#### TASK ITEM:
Please copy out the lines in the entries that contain "analysis".

********************

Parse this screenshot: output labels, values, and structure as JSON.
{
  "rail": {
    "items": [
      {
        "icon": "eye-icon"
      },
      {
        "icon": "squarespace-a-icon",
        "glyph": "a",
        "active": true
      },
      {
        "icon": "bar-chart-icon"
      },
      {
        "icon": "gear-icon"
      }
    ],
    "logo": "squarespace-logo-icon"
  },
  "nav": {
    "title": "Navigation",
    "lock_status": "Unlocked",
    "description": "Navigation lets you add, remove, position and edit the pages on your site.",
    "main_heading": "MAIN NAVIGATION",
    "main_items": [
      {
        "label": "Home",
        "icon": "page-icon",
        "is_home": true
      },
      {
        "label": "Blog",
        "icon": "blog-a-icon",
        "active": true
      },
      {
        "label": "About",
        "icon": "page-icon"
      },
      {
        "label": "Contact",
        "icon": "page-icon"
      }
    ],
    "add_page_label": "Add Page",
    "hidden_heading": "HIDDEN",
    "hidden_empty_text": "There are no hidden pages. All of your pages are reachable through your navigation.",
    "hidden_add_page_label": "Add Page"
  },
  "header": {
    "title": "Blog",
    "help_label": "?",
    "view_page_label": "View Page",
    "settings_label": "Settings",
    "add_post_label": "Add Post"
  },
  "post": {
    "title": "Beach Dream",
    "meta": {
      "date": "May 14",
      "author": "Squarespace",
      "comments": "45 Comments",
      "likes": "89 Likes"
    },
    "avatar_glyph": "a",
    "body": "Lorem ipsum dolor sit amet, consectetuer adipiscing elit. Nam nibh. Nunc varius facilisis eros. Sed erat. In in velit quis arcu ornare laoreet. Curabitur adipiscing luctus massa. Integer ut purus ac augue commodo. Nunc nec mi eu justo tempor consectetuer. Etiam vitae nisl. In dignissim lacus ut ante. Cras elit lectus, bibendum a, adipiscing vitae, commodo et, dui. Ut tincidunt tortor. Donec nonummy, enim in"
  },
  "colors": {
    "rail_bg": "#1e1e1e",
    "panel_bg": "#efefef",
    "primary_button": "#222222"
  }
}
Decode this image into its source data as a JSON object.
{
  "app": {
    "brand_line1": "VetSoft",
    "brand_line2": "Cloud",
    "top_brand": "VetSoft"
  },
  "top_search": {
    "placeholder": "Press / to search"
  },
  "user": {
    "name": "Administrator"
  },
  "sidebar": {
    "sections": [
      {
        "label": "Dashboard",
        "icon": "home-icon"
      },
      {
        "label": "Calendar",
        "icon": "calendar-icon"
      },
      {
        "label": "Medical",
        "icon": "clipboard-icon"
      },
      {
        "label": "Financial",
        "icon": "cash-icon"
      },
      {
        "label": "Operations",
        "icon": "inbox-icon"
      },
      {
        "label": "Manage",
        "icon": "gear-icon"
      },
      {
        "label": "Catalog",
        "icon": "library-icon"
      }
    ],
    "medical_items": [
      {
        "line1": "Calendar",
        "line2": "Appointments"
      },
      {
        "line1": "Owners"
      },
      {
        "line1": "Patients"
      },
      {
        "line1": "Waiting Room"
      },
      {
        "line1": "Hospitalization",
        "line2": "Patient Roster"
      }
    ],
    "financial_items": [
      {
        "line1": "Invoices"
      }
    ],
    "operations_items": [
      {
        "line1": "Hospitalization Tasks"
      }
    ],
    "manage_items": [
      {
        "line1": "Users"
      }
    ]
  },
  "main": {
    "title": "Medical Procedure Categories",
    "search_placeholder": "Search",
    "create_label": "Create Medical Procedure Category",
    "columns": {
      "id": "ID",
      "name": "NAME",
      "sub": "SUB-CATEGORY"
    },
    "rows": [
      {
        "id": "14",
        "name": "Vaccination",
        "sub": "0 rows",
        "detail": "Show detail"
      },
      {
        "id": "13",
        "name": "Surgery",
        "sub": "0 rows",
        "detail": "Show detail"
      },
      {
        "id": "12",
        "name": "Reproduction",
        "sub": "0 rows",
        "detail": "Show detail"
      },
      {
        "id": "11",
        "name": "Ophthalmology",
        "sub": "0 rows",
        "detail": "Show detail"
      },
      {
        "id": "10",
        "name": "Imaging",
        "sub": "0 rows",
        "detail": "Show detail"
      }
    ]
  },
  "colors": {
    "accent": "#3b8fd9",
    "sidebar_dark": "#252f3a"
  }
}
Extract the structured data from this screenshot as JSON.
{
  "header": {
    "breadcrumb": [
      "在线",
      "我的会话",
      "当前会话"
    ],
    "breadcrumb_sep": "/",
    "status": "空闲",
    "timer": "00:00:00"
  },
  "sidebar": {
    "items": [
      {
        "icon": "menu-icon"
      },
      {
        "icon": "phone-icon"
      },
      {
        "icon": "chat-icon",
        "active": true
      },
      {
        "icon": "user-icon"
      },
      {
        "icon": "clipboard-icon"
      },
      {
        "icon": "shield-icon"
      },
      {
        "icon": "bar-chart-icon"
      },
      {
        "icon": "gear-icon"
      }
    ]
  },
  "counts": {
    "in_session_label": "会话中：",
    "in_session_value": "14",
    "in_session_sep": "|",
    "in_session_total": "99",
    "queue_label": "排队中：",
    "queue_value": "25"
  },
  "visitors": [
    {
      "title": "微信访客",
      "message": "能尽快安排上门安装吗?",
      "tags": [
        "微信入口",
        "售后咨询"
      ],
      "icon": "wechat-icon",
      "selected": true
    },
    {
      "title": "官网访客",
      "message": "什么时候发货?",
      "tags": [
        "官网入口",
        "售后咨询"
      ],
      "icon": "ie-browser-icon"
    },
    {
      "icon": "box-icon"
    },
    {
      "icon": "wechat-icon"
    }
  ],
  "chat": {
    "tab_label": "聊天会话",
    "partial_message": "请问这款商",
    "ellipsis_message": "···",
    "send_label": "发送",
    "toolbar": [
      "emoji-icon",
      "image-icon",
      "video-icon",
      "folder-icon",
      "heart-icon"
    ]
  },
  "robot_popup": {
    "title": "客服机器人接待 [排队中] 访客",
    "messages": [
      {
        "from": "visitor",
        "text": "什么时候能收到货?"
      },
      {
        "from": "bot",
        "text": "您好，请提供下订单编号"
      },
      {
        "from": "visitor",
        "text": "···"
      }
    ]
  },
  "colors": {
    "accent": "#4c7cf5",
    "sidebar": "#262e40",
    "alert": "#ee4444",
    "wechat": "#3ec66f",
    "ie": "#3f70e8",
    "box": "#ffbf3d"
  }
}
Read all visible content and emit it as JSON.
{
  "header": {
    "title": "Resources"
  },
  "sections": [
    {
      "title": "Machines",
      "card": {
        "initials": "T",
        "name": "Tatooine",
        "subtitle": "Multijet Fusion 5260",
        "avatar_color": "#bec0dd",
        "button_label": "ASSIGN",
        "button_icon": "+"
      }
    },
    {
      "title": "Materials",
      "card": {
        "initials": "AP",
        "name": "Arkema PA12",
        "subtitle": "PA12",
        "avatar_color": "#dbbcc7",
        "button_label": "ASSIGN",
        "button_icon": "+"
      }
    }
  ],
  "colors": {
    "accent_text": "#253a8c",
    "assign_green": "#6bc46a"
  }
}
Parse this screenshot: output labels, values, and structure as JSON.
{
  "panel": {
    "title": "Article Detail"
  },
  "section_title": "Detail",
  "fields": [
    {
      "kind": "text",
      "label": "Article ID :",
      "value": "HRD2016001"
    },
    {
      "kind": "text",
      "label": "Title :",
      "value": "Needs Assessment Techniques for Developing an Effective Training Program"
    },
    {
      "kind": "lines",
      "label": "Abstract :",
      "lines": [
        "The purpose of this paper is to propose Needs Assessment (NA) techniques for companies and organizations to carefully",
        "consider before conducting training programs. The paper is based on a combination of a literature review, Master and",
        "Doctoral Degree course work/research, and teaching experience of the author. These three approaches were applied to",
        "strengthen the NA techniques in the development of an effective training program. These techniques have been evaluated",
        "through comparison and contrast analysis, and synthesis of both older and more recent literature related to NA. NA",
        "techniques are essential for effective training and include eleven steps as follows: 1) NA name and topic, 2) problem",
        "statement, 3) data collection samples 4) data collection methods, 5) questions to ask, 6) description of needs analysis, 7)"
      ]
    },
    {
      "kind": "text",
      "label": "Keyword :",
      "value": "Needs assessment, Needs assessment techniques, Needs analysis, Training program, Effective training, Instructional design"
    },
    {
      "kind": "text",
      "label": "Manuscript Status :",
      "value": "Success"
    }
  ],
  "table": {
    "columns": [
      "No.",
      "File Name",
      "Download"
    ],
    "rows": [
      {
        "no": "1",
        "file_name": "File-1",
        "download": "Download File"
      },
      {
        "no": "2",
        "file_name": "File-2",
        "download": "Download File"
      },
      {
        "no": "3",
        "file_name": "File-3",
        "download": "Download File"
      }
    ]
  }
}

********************

#### RESPONSE FOR THIS EXERCISE:
        "through comparison and contrast analysis, and synthesis of both older and more recent literature related to NA. NA",
        "statement, 3) data collection samples 4) data collection methods, 5) questions to ask, 6) description of needs analysis, 7)"
      "value": "Needs assessment, Needs assessment techniques, Needs analysis, Training program, Effective training, Instructional design"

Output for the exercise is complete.